When you create a newsletter the means of delivery matters. It’s rare for newsletters to be produced as a physical paper production today for all kinds of reasons, not least the environmental impact. That means most emails are delivered digitally.
The question is do you create a smart pdf document or put the content directly into an email?
It’s possible to create a pdf document using either Word or a desk-top publishing application. This can then either be attached to an email and/or loaded onto the website for people to view.
I’m not a fan of pdf newsletters for a number of reasons:
- To access them your reader has to actively do something – more clicks required = fewer readers. People are astonishingly lazy!
- If they’re on your website, that means even more clicks. Also a pdf does nothing for your SEO as search engines don’t read pdf files.
- There’s a danger of laying out a pdf more like a newspaper with articles alongside each other, making it easy for the reader to miss key information as they scroll down whatever they started reading. Also columns don’t work on a screen. The smaller the screen the harder they are to manage!
- When was the last time you tried to read an A4 sized pdf on your smartphone? I rest my case!
The most popular way to deliver newsletters is to subscribe to one of the many email marketing platforms like MailChimp, AWeber, Constant Contact, Mailer Lite, Get Response, or something similar. Some of these have a free option, but it’s very much a case of you pay for what you get and the paid version has more facilities and tools to use. If you’re serious about your marketing it’s worth the few dollars (and it usually IS dollars) a month they cost.

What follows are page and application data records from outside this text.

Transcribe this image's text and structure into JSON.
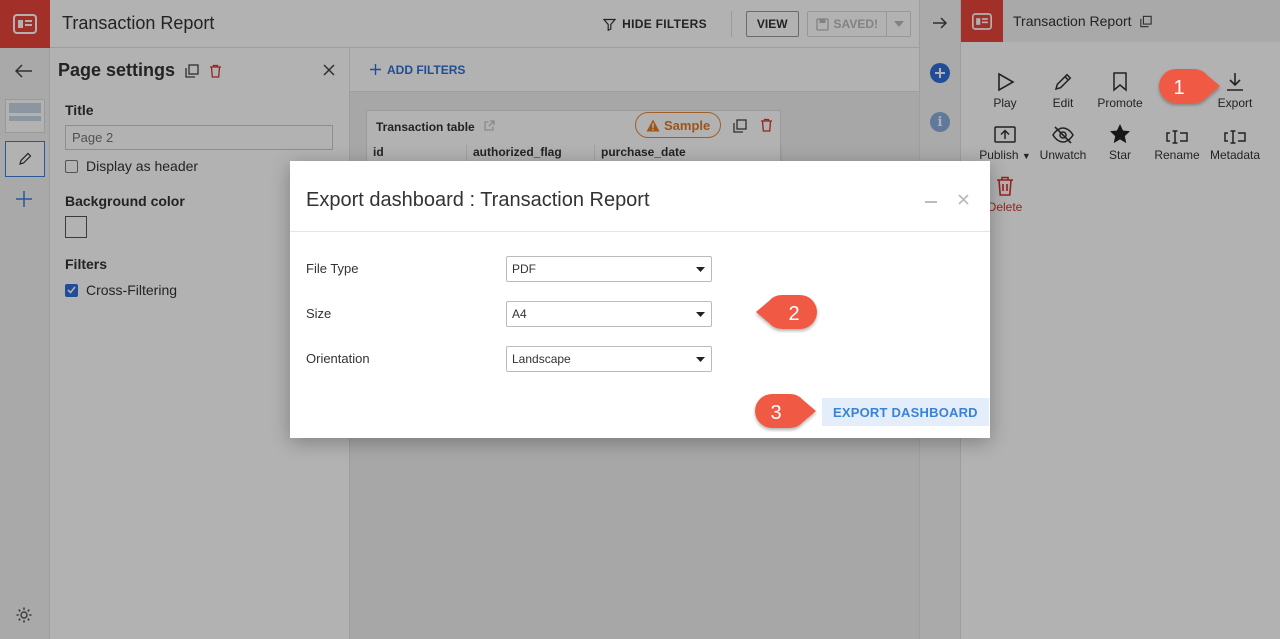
{
  "header": {
    "title": "Transaction Report",
    "hide_filters": "HIDE FILTERS",
    "view": "VIEW",
    "saved": "SAVED!"
  },
  "settings": {
    "title": "Page settings",
    "title_label": "Title",
    "title_placeholder": "Page 2",
    "display_header": "Display as header",
    "bg_label": "Background color",
    "filters_label": "Filters",
    "cross_filtering": "Cross-Filtering"
  },
  "canvas": {
    "add_filters": "ADD FILTERS",
    "tile": {
      "title": "Transaction table",
      "sample": "Sample",
      "columns": [
        "id",
        "authorized_flag",
        "purchase_date"
      ]
    }
  },
  "right": {
    "title": "Transaction Report",
    "actions": {
      "play": "Play",
      "edit": "Edit",
      "promote": "Promote",
      "export": "Export",
      "publish": "Publish",
      "unwatch": "Unwatch",
      "star": "Star",
      "rename": "Rename",
      "metadata": "Metadata",
      "delete": "Delete"
    }
  },
  "modal": {
    "title": "Export dashboard : Transaction Report",
    "file_type_label": "File Type",
    "file_type_value": "PDF",
    "size_label": "Size",
    "size_value": "A4",
    "orientation_label": "Orientation",
    "orientation_value": "Landscape",
    "export_button": "EXPORT DASHBOARD"
  },
  "callouts": [
    "1",
    "2",
    "3"
  ],
  "colors": {
    "brand_red": "#e8453c",
    "accent_blue": "#2f6fd6",
    "callout_red": "#f05a44",
    "sample_orange": "#e17a24"
  }
}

The advantages of using these platforms are:
- They have templates that make your newsletter look professional
- You can set up a template to reuse over and over so your newsletter has a consistent look and feel
- It’s usually easy to create a flexible layout to include separate items, snippets, images and forms

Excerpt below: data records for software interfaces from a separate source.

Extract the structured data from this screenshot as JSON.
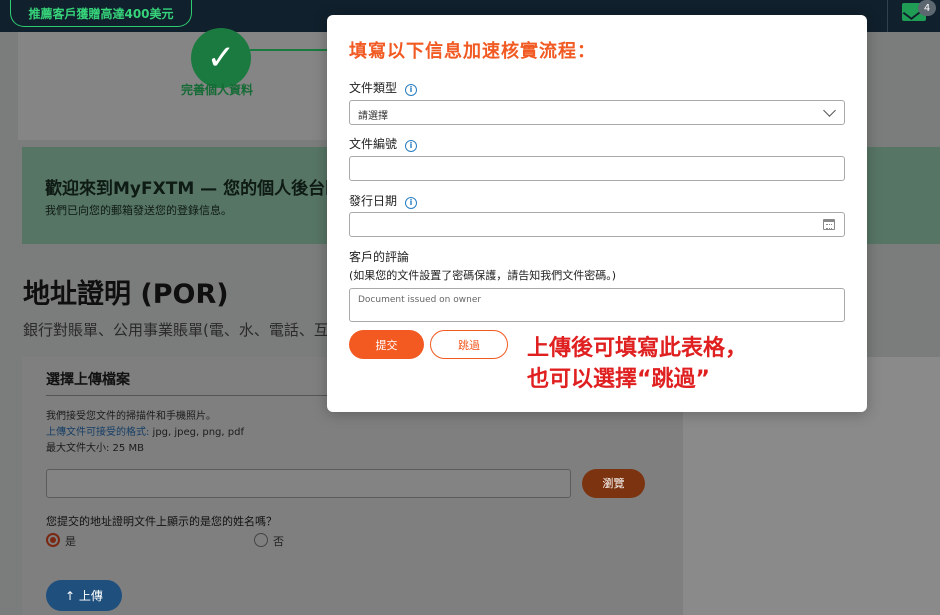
{
  "topbar": {
    "promo": "推薦客戶獲贈高達400美元",
    "notification_count": "4"
  },
  "stepper": {
    "completed_step_label": "完善個人資料"
  },
  "welcome": {
    "title": "歡迎來到MyFXTM — 您的個人後台區",
    "subtitle": "我們已向您的郵箱發送您的登錄信息。"
  },
  "por": {
    "title": "地址證明 (POR)",
    "description": "銀行對賬單、公用事業賬單(電、水、電話、互"
  },
  "upload": {
    "heading": "選擇上傳檔案",
    "info_line1": "我們接受您文件的掃描件和手機照片。",
    "formats_label": "上傳文件可接受的格式:",
    "formats_value": " jpg, jpeg, png, pdf",
    "max_size": "最大文件大小: 25 MB",
    "browse_label": "瀏覽",
    "name_question": "您提交的地址證明文件上顯示的是您的姓名嗎？",
    "options": [
      {
        "label": "是",
        "selected": true
      },
      {
        "label": "否",
        "selected": false
      }
    ],
    "upload_button": "上傳"
  },
  "modal": {
    "title": "填寫以下信息加速核實流程：",
    "doc_type_label": "文件類型",
    "doc_type_value": "請選擇",
    "doc_number_label": "文件編號",
    "issue_date_label": "發行日期",
    "comment_label": "客戶的評論",
    "comment_hint": "(如果您的文件設置了密碼保護，請告知我們文件密碼。)",
    "comment_value": "Document issued on owner",
    "submit_label": "提交",
    "skip_label": "跳過"
  },
  "annotation": {
    "line1": "上傳後可填寫此表格，",
    "line2": "也可以選擇“跳過”"
  },
  "colors": {
    "accent_orange": "#f15a22",
    "annotation_red": "#e02020",
    "success_green": "#1a7a3f",
    "info_blue": "#2a7ec1"
  },
  "icons": [
    "checkmark-icon",
    "mail-icon",
    "info-icon",
    "chevron-down-icon",
    "calendar-icon",
    "upload-arrow-icon"
  ]
}
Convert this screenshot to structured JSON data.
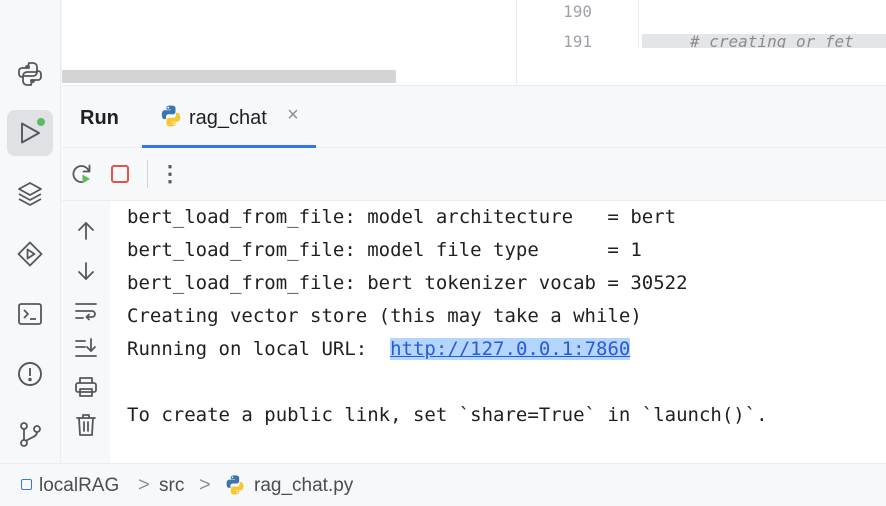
{
  "editor": {
    "line_numbers": [
      "190",
      "191"
    ],
    "comment_text": "# creating or fet"
  },
  "run_panel": {
    "title": "Run",
    "tab": {
      "label": "rag_chat",
      "icon": "python-icon",
      "close_glyph": "×"
    },
    "more_glyph": "⋮"
  },
  "console": {
    "lines": [
      "bert_load_from_file: model architecture   = bert",
      "bert_load_from_file: model file type      = 1",
      "bert_load_from_file: bert tokenizer vocab = 30522",
      "Creating vector store (this may take a while)"
    ],
    "url_prefix": "Running on local URL:  ",
    "url": "http://127.0.0.1:7860",
    "share_hint": "To create a public link, set `share=True` in `launch()`."
  },
  "breadcrumb": {
    "project": "localRAG",
    "folder": "src",
    "file": "rag_chat.py",
    "separator": ">"
  },
  "colors": {
    "accent": "#3574f0",
    "run_indicator": "#5fb865",
    "stop": "#e5534b",
    "link": "#2a5bd7",
    "link_highlight": "#b4d5fe"
  }
}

- You don’t risk getting your email address disabled for spam as these platforms are set up to send high volumes of mail (whereas your own email client will quickly get flagged as spamming if you send a multiple recipient list)
- Your message is instantly visible when someone opens the email so no barriers between your message and your reader.
- The platform
Some of these providers also have the option to add tags so that, if the reader clicks a specific link in the email they are automatically moved to a different list where they’ll receive more relevant information.
So the moral of this tale is don’t attach your newsletter – deliver it.